*** Provided records ***

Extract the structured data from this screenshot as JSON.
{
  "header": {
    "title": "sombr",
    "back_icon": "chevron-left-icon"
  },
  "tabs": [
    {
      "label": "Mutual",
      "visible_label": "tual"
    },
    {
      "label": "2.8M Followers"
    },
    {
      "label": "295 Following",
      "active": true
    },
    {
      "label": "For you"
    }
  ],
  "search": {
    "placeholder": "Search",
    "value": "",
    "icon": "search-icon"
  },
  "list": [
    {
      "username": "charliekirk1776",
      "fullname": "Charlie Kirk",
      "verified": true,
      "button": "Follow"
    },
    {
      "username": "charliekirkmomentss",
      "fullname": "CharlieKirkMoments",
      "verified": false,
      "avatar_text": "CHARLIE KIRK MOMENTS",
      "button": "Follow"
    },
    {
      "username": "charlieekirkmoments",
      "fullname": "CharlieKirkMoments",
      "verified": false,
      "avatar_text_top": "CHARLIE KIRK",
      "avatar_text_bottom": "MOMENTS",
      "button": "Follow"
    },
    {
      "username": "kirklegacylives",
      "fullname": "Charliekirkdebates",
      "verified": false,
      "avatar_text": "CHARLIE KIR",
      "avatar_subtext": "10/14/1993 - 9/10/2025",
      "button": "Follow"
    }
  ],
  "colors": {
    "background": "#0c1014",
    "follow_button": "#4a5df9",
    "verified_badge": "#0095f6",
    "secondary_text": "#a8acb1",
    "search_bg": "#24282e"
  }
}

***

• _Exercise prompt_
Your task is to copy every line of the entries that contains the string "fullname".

• _Exercise solution_
      "fullname": "Charlie Kirk",
      "fullname": "CharlieKirkMoments",
      "fullname": "CharlieKirkMoments",
      "fullname": "Charliekirkdebates",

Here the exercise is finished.